Amid booming economic growth, the Latin American nation of Colombia is increasingly becoming an attractive location for international investors, drawn not only to its sustained political and financial stability but also to its developing modern infrastructure and open market.
Last year, Colombia experienced a growth in GDP of 5.7 per cent, up from 4.6 per cent in 2010. The current administration, led by President Juan Manuel Santos Calderón, has taken significant strides to maintain constant economic growth in addition to controlling inflation, currently at 3.7 per cent, and unemployment at 9 per cent.
According to the country’s Vice President Angelino Garzón, Colombia is expected to maintain its economic growth at an average of 5.5 per cent annually, perhaps seeing as much as 6 per cent in the upcoming fiscal year.
Much of this economic growth is due to a flourishing and diversified export industry, which totalled $55 billion last year.
Mining and oil, as well as food, coffee and heavy industries, are the key motors of the country’s international trade. Colombia is also the fifth-largest exporter of coal in the world, relying on its strategically placed ports along both the Pacific Ocean and the Caribbean Sea for international shipping.
These rich industries are, however, only part of reason for the economic success. The government’s policy has also played an important role in creating an environment conducive to trade. Colombia has implemented an open-door policy with the international market including Europe, the United States and Asia.
Whereas certain countries in South America are implementing policies of protectionism, for example Argentina and Venezuela, other nations in the region, such as Peru, Chile, and Colombia emphasise cooperation and international exchange. In May this year, Colombia signed a free trade agreement (FTA) with the United States, making the country a potential hub for other investors in Latin America.
“We put a lot of importance on signing bilateral free trade agreements,” remarks Mr Garzón. “Last year FTAs went into effect with Switzerland, Canada and the US.”
Mr Garzón adds that negotiations are taking place throughout various regions of the world, including Turkey, Japan, China and Russia.
Germany is also currently participating in negotiations for an FTA between the EU, Colombia and Peru, discussed during a meeting between German Chancellor Angela Merkel and Colombian President Juan Manual Santos.
Featured in TIME magazine this year as one of the 100 most influential people in the world, President Santos, along with his administration, has made international cooperation one of the key points of his economic platform, aiming to further boost the country’s exports and attract more foreign direct investment (FDI).
Last year Colombia ranked fifth worldwide in terms of FDI growth, rising 24.8 per cent in the first two months of this year. Foreign investors see Colombia as a secure and promising investment, enjoying political and legal stability, with the most popular sector for FDI being energy.
Within the region there has also been significant growth. Between 2010 and 2011, investments in Latin America and the Caribbean grew by 35 per cent. In 2011, Colombia received almost $15 billion in FDI, experiencing some of the highest growth in the area and reaching record levels.

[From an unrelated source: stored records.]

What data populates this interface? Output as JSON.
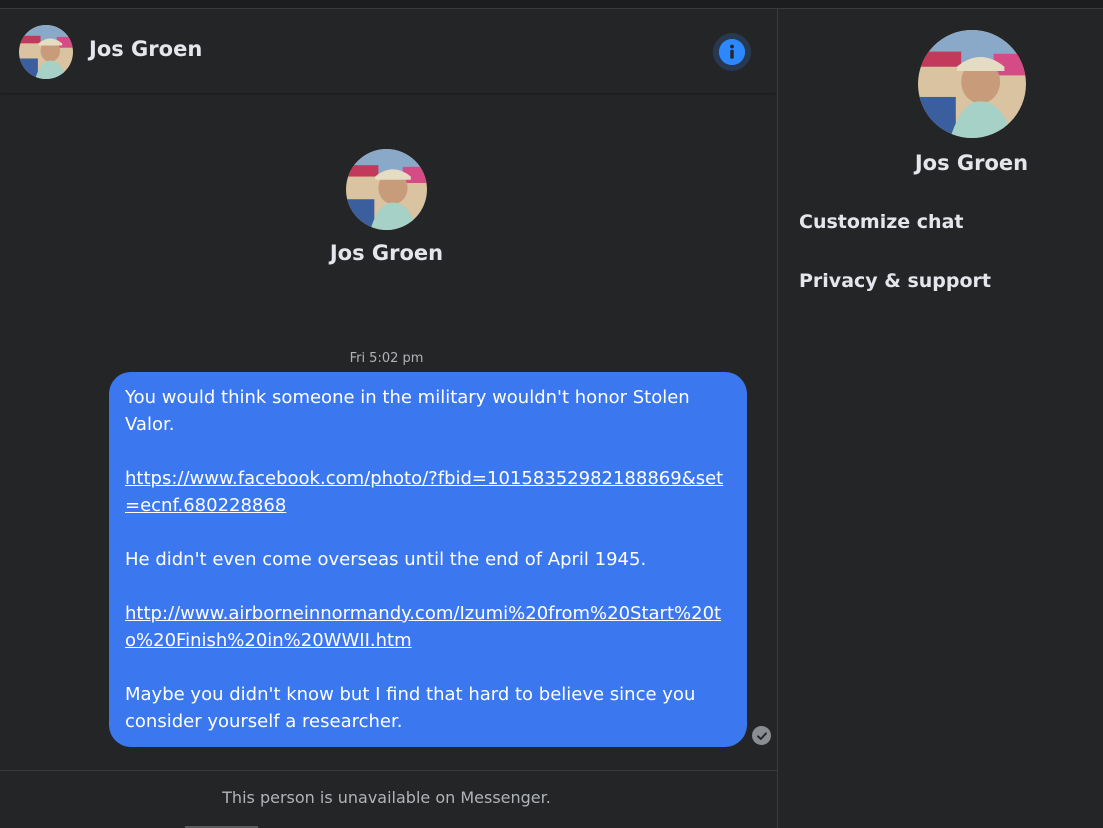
{
  "contact": {
    "name": "Jos Groen"
  },
  "header": {
    "name": "Jos Groen",
    "info_icon": "info-icon"
  },
  "profile": {
    "name": "Jos Groen"
  },
  "conversation": {
    "timestamp": "Fri 5:02 pm",
    "message": {
      "line1": "You would think someone in the military wouldn't honor Stolen Valor.",
      "link1": "https://www.facebook.com/photo/?fbid=10158352982188869&set=ecnf.680228868",
      "line2": "He didn't even come overseas until the end of April 1945.",
      "link2": "http://www.airborneinnormandy.com/Izumi%20from%20Start%20to%20Finish%20in%20WWII.htm",
      "line3": "Maybe you didn't know but I find that hard to believe since you consider yourself a researcher."
    },
    "status_icon": "seen-check-icon"
  },
  "footer": {
    "text": "This person is unavailable on Messenger."
  },
  "side_panel": {
    "name": "Jos Groen",
    "items": [
      {
        "label": "Customize chat"
      },
      {
        "label": "Privacy & support"
      }
    ]
  },
  "colors": {
    "background": "#242526",
    "bubble": "#3b78f0",
    "accent": "#2d88ff",
    "text_primary": "#e4e6eb",
    "text_secondary": "#b0b3b8"
  }
}
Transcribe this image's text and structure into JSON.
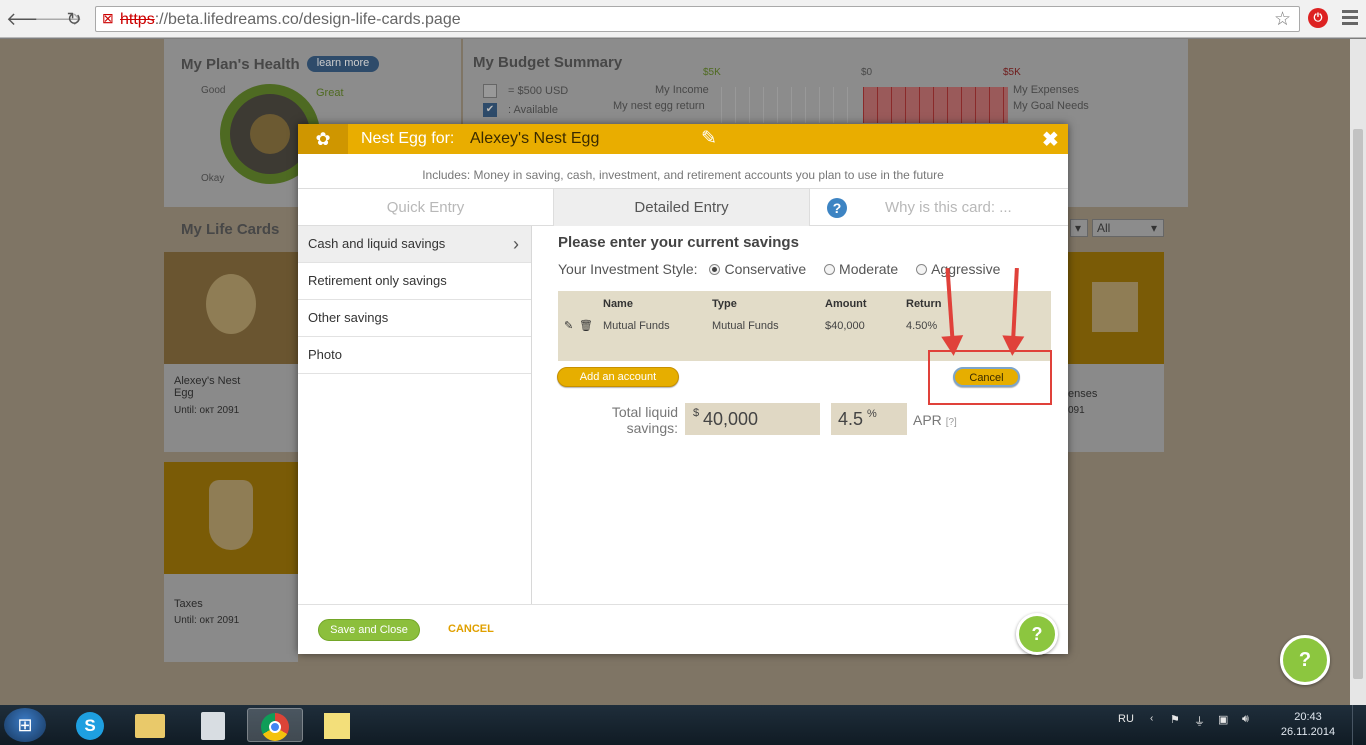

Much of this new wealth is being put into social programmes, such as education, or infrastructure projects. President Santos has shown a firm commitment to curbing human rights violations, as well as closing the gap in socioeconomic inequality. His administration has also allocated significant funds toward building infrastructure, such as modernising and extending the motorway system and expanding the airports in the larger cities.
These improvements in infrastructure are not only important for investors, but also facilitate the increasing number of tourists visiting the nation each year, including the largest European group to visit the country, the Germans.
Medical tourism is also a thriving sector in the Colombian economy, attracting an unprecedented number of international patients, often coming for cosmetic procedures. Healthcare in the Latin American country is modern and technologically advanced, yet costs usually a fraction of the price as in the United States or Europe.
Although Colombia has had difficulties in salvaging its reputation after some difficult years, now, with the help of its international economic partnerships and increase in tourism, it is becoming clear that the Latin American nation has transformed into one of the most prosperous spots in the region.